- Moderna intends to increase production of its COVID-19 vaccine next year, rather than share vaccine technology with other manufacturers
- The company believes that producing all Moderna vaccine doses is the best way to ensure high quality, said President Nubar Afyan.
- A recent report found the Biden administration is prompting Moderna to send more doses abroad or share its technology
- The company has sent the smallest portion of its doses to low-income countries of any vaccine maker, and is now developing boosters for wealthy countries.
Moderna Inc. intends to dramatically increase production of its COVID-19 vaccine over the next year, rather than sharing the technology with manufacturers in other parts of the world.
“Within the next six to nine months, the most reliable way to make high-quality vaccines and in an efficient way is if we make them,” said President Nubar Afyan an interview with the Associated Press.
This interview happened recently report good It shows the Biden administration is pressuring Moderna to send more doses abroad or share vaccine manufacturing information with companies in other countries.
The company has faced increasing criticism in recent months, sending the smallest portion of its vaccine doses to low-income countries of any vaccine maker.
“They are behaving as if they have no responsibility other than maximizing the return on investment,” Dr Tom Frieden, former director of the Centers for Disease Control and Prevention (CDC), told the Times.
“The most reliable way to make high quality vaccines and in an efficient way if we make them,” said Moderna chairman Nubar Afyan. Image: Afyan listens to questions during his interview with the Associated Press, October 11, 2021
In the US, about 65% of the population has received at least one vaccine dose – compared with less than 5% in low-income countries in Africa
In the US, about 56 percent of the population has been fully vaccinated while 65 percent have received at least one dose, according to the CDC. statistics Display.
Although millions of eligible Americans have not yet been vaccinated and some dose wasted, the country has a far higher vaccination rate than many others.
For example, only 0.6 percent of Tanzania’s population has received at least one vaccine dose, According to our world in the data.
Vaccination rates are similarly low in other African countries: 2.3 percent in Nigeria, 2.5 percent in Ethiopia, and 5.7 percent in Kenya.

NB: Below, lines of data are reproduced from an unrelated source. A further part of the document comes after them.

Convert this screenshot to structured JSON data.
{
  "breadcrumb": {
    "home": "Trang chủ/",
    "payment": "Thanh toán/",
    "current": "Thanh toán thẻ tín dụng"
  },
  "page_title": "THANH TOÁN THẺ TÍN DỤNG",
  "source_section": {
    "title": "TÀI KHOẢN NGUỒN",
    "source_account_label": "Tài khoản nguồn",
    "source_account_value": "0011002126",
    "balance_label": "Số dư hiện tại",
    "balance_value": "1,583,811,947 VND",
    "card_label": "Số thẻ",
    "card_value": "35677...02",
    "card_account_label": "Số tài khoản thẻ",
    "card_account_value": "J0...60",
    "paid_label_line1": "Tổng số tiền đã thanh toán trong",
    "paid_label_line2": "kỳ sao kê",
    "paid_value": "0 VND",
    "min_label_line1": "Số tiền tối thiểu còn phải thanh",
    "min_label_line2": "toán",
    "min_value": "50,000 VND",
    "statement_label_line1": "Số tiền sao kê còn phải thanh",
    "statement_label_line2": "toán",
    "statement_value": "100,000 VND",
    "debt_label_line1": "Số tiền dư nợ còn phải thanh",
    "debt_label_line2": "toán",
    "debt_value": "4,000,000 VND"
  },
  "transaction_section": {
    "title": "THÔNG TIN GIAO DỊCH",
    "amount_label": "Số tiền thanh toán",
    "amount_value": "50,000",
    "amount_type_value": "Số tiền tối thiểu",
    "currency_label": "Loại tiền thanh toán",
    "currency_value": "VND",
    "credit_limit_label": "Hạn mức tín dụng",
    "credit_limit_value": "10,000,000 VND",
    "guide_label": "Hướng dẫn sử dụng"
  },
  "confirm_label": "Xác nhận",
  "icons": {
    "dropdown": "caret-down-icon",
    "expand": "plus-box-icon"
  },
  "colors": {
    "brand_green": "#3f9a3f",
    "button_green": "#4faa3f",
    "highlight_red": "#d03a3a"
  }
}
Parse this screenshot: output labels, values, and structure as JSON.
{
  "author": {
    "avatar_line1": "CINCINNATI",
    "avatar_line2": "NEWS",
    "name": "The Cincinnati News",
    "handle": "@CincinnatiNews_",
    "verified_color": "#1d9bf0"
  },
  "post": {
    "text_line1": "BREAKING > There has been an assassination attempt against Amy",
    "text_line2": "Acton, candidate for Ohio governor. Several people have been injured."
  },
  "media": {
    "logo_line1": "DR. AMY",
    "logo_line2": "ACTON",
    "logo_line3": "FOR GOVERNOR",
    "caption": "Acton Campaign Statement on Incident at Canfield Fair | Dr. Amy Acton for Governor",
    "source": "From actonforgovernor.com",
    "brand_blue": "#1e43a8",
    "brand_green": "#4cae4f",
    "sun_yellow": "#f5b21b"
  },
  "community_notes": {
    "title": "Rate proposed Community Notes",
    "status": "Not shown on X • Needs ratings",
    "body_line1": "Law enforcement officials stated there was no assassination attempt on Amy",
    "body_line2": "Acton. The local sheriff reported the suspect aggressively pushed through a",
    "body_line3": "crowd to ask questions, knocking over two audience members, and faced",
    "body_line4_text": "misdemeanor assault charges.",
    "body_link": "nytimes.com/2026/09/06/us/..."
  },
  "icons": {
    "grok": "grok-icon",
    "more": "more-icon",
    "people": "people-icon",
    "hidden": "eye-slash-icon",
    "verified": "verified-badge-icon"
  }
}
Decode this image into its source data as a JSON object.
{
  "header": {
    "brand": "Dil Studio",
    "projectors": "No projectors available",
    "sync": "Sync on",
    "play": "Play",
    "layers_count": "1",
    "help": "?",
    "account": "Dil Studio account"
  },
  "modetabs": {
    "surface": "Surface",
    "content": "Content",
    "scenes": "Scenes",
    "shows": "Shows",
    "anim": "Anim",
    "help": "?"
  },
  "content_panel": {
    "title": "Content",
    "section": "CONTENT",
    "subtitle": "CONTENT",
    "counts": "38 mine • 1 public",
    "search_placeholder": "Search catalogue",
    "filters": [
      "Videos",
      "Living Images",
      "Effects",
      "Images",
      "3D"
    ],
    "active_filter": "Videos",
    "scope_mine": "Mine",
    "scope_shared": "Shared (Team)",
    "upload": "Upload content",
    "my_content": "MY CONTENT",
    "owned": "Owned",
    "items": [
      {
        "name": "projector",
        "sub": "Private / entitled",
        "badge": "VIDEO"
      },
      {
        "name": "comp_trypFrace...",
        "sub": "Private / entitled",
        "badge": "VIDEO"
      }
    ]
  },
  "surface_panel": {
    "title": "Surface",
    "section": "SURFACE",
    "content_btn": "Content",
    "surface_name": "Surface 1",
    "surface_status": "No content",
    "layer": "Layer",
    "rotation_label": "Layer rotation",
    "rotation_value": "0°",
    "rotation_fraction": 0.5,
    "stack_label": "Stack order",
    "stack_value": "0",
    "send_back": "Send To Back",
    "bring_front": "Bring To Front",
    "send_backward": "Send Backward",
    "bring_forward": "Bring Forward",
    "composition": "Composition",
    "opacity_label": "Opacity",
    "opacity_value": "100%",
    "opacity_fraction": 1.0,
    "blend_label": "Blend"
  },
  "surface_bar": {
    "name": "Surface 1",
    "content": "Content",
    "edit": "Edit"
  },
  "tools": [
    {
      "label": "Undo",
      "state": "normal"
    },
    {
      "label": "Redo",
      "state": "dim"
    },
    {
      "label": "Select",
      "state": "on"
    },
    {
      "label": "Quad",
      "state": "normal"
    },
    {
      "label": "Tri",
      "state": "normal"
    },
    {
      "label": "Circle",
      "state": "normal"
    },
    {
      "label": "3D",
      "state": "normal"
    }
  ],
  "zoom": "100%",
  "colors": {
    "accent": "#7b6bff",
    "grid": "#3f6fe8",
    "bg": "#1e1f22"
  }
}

Overall, more than half of the world’s people living in high-income countries are fully vaccinated, while less than one percent of the world’s lowest-income countries are fully vaccinated. According to an analysis of nature.
Some global health experts say vaccination rates are too high in the US and other wealthy countries because the makers of these vaccines do not share their technology with other companies.
The Global South is already home to companies that manufacture other vaccines and similar products. If they are allowed to do so, then these companies will produce the Kovid vaccine.
Yet most vaccine manufacturers do not share the intellectual property or technical information needed to make this possible, insisting that they are best suited for producing the vaccines they develop.
Moderna’s president, Nubar Afyan, reiterated this stance in an interview with The Associated Press on Monday.
He reminded Moderna’s pledge not to impose patent infringement on other COVID vaccine manufacturers.
“We didn’t have to do that,” Afyan said.
‘We think it was the right, responsible thing to do. We want this to help the world.
Afyan told the AP that he has confidence in Moderna’s ability to build enough manufacturing capacity for global vaccination efforts, without relying on other companies.
Moderna’s Kovid Vaccine is currently the only commercial product of the company. Image: Vials of this vaccine, February 2021
The company ‘went from zero production to having one billion doses in less than a year’, Afyan said.
He expects Moderna to continue this trend, and dramatically increase production to three billion doses in 2022.
Afyan told the AP, ‘We feel like we are doing everything we can to help this pandemic.
Afyan is also the co-founder of Moderna, which was started in 2010 as a company dedicated to mRNA technology.
mRNA – or messenger RNA – refers to a piece of genetic material that can teach cells to produce specific proteins, such as the coronavirus protein that primes the immune system against COVID.
Because of Moderna’s history with this technology, Afyan said the company has a unique expertise and ability to mass-produce its mRNA vaccines.
If the patents were shared with other manufacturers, ‘it’s hard for me to imagine that they would be able to get any meaningful scale in a short time frame as to the quality for 2022’, he told the AP. . .
Moderna’s mRNA-based COVID vaccine is currently the company’s only commercial product.
the company saw $1.73 billion in revenue According to the Wall Street Journal, in the first quarter of 2021.
Meanwhile, the company has so far shipped just one million doses to low-income countries – compared to more than 190 million doses distributed in the US.
Pfizer has shipped about eight million doses to low-income countries while Johnson & Johnson has sent 25 million, According to the New York Times.
Some US officials are now pressuring Moderna to ship more doses abroad or license the vaccine to other manufacturers, the Times reported.
While Moderna has promised doses to other countries through the US government and through the international vaccine effort, COVAX, those doses have yet to arrive.
In fact, countries like Botswana and Tunisia are awaiting delivery of Moderna, while the company develops booster shots for wealthy countries.